Limits to learning: when climate action contributes to social conflict.

By Dirk Jan Koch and Marloes Verholt | EADI/ISS Blog Series

REDD+, or Reducing Emissions from Deforestation and forest Degradation, has been one of the holy grails of international efforts to combat climate change for the past 10 years: over 10 billion dollars have been pledged to this cause by donor countries. Although REDD+ aims to reduce deforestation rates while increasing the welfare of landowners, research has shown that it also negatively impacts indigenous communities and has contributed to conflict. While hard work has been done to improve REDD+ programs, there are serious unintended effects of this much needed climate change action program. We wondered if organizations will do something about these unintended effects and would like to stimulate debate on that. We found that there are limits to what they learn: some unintended effects are likely to persist. Continue reading “Limits to learning: when climate action contributes to social conflict.”

Can we understand the prospects of development without understanding its environmental dimension?

By Imme Scholz

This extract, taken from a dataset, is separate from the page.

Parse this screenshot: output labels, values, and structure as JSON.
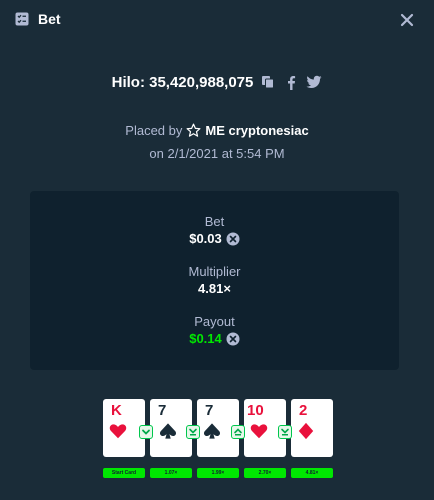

Development Studies aim to understand the root causes of poverty and its reproduction and how social inequalities emerge and are stabilized. This is a broad endeavour with a number of academic disciplines contributing, with quite a few success stories if we look at the economic and the social dimensions. However, while maintaining the focus on human wellbeing, we ought to change the mainstream understanding of this task and need to include the natural evnironment and its threats in the research on development. Continue reading “Can we understand the prospects of development without understanding its environmental dimension?”